From a personal point of view, Brainard said representational art holds appeal because it “has always been the challenge of accurately portraying a subject. The intense study of not only the object that I choose to paint, but the technical skills that are required as well. I fully enjoy the countless hours at the easel attempting to mix the right color, placing it in the correct location, representing the right shapes and tones. Each painting generates its own diverse challenges and the desire to resolve those challenges is what continues to motivate me.”
“I love the physicality of the completed painting,” said Santarpia. “The fact that it is a tangible object that I have created, which is a physical representation of the images and thoughts contained in my mind (is appealing). You could stand next to me and look at the same urban scene, you could see the same light hitting the same structures, but you cannot know what I feel looking at that scene unless I create a tangible representation, filtered through my thoughts, for you to view.”
In regards to his personal affinity to representational art, Stegmaier said “That’s a hard question to answer- it’s like trying explain why a particular color is your favorite. It just resonates with me. I’m an analytical person and I find comfort in using recognizable objects as tools to get my point across- whatever it may be.”
Michanczyk said he has always been drawn to representational art because “it’s up front, and does not always have a hidden agenda or meaning. I believe artwork should be enjoyed by any class of people, and anyone who may not ‘understand’ art.
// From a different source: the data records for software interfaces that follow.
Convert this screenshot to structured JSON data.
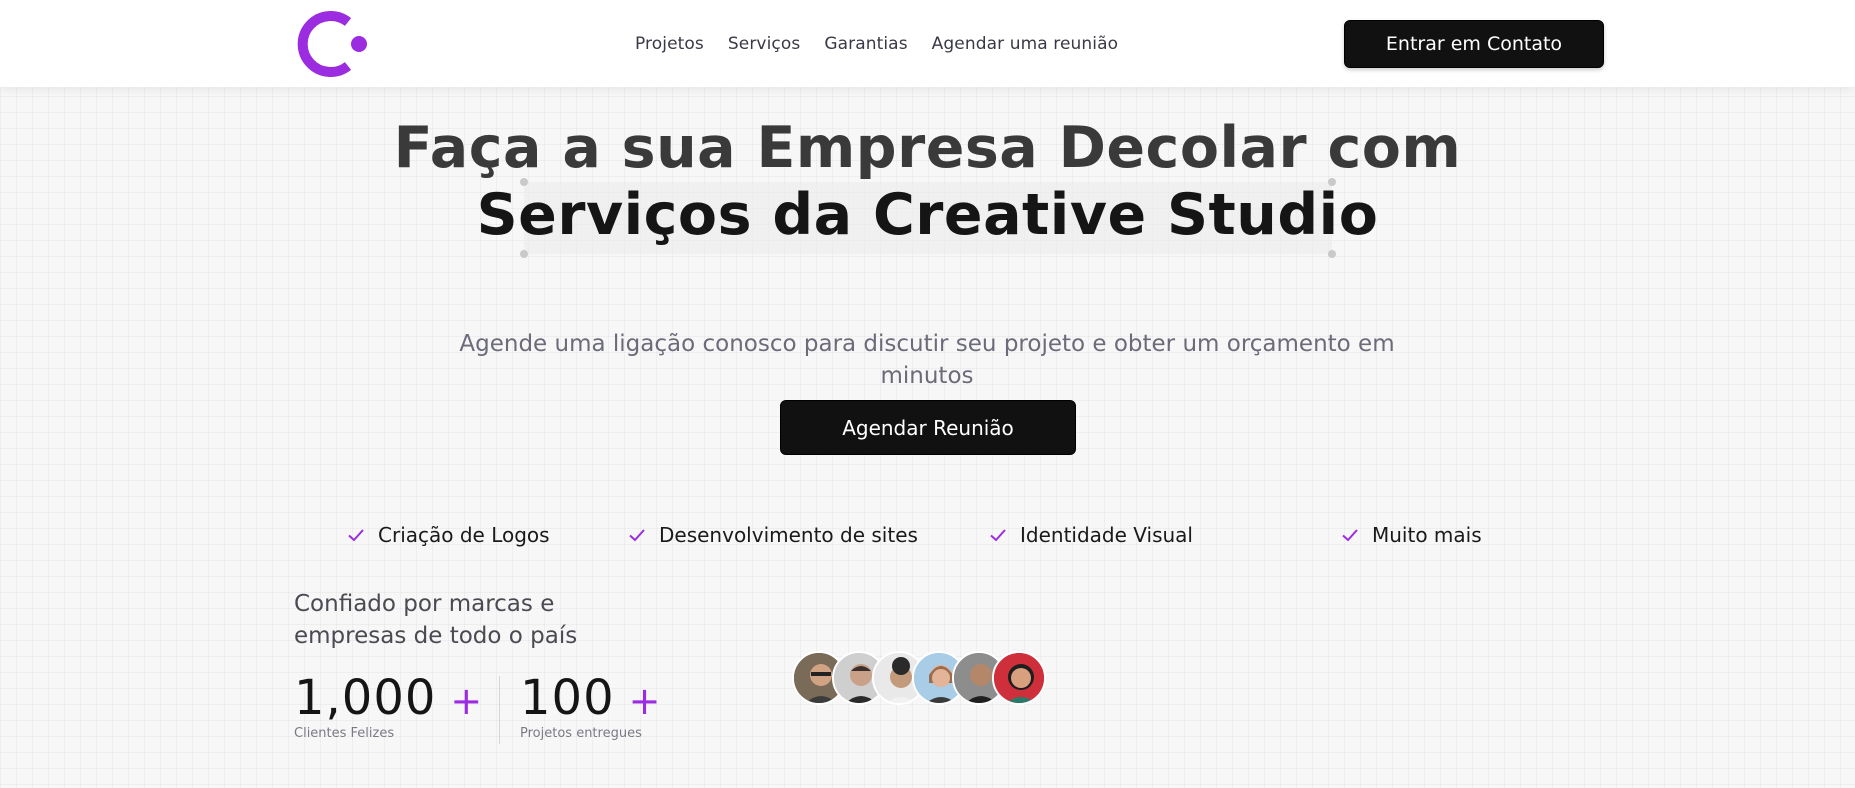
{
  "header": {
    "logo_name": "brand-logo",
    "nav": [
      {
        "label": "Projetos"
      },
      {
        "label": "Serviços"
      },
      {
        "label": "Garantias"
      },
      {
        "label": "Agendar uma reunião"
      }
    ],
    "contact_label": "Entrar em Contato"
  },
  "hero": {
    "title_line1": "Faça a sua Empresa Decolar com",
    "title_line2": "Serviços da Creative Studio",
    "subtitle": "Agende uma ligação conosco para discutir seu projeto e obter um orçamento em minutos",
    "cta_label": "Agendar Reunião"
  },
  "features": [
    {
      "label": "Criação de Logos",
      "icon": "check-icon"
    },
    {
      "label": "Desenvolvimento de sites",
      "icon": "check-icon"
    },
    {
      "label": "Identidade Visual",
      "icon": "check-icon"
    },
    {
      "label": "Muito mais",
      "icon": "check-icon"
    }
  ],
  "trust": {
    "text": "Confiado por marcas e empresas de todo o país",
    "stats": [
      {
        "value": "1,000",
        "suffix": "+",
        "label": "Clientes Felizes"
      },
      {
        "value": "100",
        "suffix": "+",
        "label": "Projetos entregues"
      }
    ],
    "avatar_count": 6
  },
  "colors": {
    "accent": "#9b2ce0",
    "button_bg": "#111111",
    "page_bg": "#f7f7f7"
  }
}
To me, if the artwork is beyond someone’s comprehension, it has failed.”
When an artist decides to paint an object, invariably, they choose a point of view and invests it with some sort of emotion they feel toward it. And, in turn, the artist is trying to evoke an emotion in the viewer.
Brainard said, “On a purely visual level, I am attempting to depict the sheer beauty and wonder of an object. I am also attempting to pay homage to these objects that may otherwise be forgotten or overlooked. On a more personal level, I am creating autobiographical narratives. My paintings are evocative representations of myself, my most intimate fears, thoughts, dreams and sorrows are all exposed.”
“I just want the viewer to feel something. Anything. Whether it’s a memory of their past or distant emotions that are not always present, I’ll be satisfied either way,” ” said Michanczyk. “ My paintings are generally made for myself, my emotions and memories, a kind of therapy, so to be able to display that to others is great because I have to chance to now connect with total strangers.”
“A few years ago I was sitting in a room in which the sunlight was pouring through the window, creating a kaleidoscope of light on the floor,” said Stegmaier. “For some reason, the serenity of that scene resonated with me and I realized that it was not due to the light or the floor alone. It was the combination of both those things at that precise moment in time that captivated me. Everyone has, at some point or another, experienced a really profound moment without any idea as to what, exactly, makes that moment so special. I try to dissect moments like that to figure out what the ingredients are. If I can visually depict those ingredients, then I will have successfully preserved that moment forever. “
“Keepin’ It Real” runs from Sept. 7 to 28 at Paris In Plantsville, 15 West Main St., Plantsville, An opening reception will be held Saturday from 6 to 9 p.m, A closing reception will be held on Saturday, Sept. 28 from 6 to 9 p.m.
By MIKE CHAIKEN